By John Vidal
The Guardian, 15 May 2006
"Developing countries must wean themselves off oil and fossil fuels and turn as quickly as possible to solar, wind and water power if they are to avoid disastrous climate change effects and continue to develop, says Christian Aid in a report. The development group argues that a shift from fossil fuels to clean energy could result in more jobs and better health and education, and reduce pressure on resources. But if the world's dependence on oil continues, it says, climate change will devastate poor countries. It estimates that up to 182 million people in sub-Saharan Africa could die of diseases directly attributable to climate change by the end of the century. Many millions more poor people throughout the world face death, disease and penury if nothing is done, due to climate-induced sea level rises, floods, famine, drought and conflict. The warmer and wetter conditions largely predicted for the tropics under climate change scenarios will make diseases such as malaria, dengue, cholera and Rift Valley fever more prevalent and could spread them to higher ground. ... the report recognises that a major shift to renewables needs a revolution in thinking by rich countries. "This report shows the devastating impact that human-induced climate change will have on many of the world's poorest people," said climate scientist Sir John Houghton."


"France Remembers Slavery Victims"
BBC Online, 10 May 2006
"France is holding Europe's first national day of remembrance for the victims of slavery. Wednesday's day of commemoration has been ordered by President Jacques Chirac, who says the stain of slavery on history must not be forgotten. He will attend a special ceremony in the nation's capital designating 10 May as Slavery Remembrance Day. Events will also be held in France's ex-colony Senegal, from where African slaves were shipped to the Caribbean. On 10 May five years ago, the French Senate passed a law recognising slavery as a crime against humanity. Hundreds of thousands of slaves were taken by French ships from Africa to plantations in the Caribbean before France banned the practice in 1848. ... Cities across France will hold ceremonies and activities to mark the day. The city of Nantes on the Atlantic coast, where many of France's slave ships originated, will hold a moment of silence. Museums and libraries in Paris will also hold special events showing off contemporary manuscripts and artefacts. 'It was imperative that slavery be given a place in our collective memory,' said Marcel Dorigny, a history professor who helped institute Slavery Remembrance Day. 'French people who are the descendants of slaves have felt marginalised -- forgotten by history.' [...]"

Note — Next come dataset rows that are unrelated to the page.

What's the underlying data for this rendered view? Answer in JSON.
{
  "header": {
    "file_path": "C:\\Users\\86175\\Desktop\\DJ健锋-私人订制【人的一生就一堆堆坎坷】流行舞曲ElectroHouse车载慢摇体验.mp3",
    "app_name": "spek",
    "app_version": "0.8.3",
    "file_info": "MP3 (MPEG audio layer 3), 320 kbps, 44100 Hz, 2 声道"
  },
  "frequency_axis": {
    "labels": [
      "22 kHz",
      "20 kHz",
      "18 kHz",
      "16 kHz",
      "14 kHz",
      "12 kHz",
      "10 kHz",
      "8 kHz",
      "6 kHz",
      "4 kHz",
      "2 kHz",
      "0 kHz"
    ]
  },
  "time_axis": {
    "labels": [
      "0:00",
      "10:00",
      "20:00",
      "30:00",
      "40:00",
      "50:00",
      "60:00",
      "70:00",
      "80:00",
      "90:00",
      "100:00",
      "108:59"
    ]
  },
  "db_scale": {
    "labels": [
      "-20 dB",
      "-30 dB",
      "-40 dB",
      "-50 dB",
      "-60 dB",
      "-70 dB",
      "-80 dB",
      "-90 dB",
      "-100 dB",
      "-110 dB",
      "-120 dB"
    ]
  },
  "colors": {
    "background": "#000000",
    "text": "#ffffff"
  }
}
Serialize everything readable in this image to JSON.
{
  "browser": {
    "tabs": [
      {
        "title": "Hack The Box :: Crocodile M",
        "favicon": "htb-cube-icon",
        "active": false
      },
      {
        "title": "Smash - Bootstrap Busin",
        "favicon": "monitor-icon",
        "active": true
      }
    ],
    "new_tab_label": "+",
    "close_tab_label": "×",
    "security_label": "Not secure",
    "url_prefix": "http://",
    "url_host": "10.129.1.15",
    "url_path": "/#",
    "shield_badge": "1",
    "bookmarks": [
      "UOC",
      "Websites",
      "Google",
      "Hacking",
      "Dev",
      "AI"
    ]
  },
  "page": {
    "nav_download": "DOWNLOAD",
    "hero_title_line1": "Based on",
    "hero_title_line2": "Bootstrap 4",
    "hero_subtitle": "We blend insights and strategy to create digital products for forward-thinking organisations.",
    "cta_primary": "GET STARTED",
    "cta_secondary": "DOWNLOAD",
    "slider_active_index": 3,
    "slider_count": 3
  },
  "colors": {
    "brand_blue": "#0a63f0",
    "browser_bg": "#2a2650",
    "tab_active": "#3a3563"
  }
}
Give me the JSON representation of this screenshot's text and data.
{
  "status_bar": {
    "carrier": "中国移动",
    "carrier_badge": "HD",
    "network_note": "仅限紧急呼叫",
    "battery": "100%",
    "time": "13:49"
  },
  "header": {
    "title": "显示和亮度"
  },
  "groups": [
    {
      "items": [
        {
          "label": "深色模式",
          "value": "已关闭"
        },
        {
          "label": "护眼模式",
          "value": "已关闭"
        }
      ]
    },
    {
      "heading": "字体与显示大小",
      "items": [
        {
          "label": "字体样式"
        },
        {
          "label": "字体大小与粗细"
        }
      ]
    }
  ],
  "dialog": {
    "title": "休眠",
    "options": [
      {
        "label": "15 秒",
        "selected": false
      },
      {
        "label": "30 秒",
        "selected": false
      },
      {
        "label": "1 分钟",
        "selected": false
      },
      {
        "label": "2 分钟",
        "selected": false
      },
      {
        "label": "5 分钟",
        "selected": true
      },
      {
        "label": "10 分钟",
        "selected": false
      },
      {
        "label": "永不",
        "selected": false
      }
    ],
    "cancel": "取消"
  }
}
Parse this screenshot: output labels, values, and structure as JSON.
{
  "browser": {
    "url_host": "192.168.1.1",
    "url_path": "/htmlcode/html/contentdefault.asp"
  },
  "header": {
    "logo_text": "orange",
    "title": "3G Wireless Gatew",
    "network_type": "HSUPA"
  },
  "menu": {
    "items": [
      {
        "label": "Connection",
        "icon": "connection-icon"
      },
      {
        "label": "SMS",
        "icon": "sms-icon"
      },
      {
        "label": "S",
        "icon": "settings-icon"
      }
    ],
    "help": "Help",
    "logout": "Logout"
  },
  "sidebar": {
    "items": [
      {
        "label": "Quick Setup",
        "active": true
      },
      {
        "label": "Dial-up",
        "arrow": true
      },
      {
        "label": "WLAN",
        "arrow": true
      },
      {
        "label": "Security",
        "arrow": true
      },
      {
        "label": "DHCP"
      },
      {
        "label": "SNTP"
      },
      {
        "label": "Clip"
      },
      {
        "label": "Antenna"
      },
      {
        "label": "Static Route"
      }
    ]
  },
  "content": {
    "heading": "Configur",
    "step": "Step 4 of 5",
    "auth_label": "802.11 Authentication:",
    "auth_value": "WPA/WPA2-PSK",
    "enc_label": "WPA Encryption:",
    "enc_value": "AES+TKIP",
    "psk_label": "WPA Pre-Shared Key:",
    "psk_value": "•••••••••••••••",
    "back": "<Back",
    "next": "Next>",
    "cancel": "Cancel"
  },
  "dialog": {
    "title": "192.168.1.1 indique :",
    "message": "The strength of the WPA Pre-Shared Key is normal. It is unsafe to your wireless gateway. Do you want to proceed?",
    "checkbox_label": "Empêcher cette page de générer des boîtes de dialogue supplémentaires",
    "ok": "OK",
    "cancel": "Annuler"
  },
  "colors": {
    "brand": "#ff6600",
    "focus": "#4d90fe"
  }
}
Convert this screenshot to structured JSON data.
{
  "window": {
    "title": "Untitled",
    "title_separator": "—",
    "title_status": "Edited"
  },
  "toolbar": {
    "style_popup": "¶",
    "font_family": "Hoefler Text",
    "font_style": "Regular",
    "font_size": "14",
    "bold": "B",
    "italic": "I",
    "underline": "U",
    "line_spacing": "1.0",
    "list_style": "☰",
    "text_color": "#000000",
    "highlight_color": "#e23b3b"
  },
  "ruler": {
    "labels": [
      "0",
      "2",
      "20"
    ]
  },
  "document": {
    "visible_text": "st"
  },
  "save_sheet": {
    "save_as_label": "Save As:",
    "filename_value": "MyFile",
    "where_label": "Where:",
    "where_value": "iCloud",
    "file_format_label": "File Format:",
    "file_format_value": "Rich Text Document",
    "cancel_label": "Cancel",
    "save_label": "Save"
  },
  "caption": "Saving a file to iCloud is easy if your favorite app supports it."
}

No comments:

Post a Comment

Please be constructive in your comments. - AJ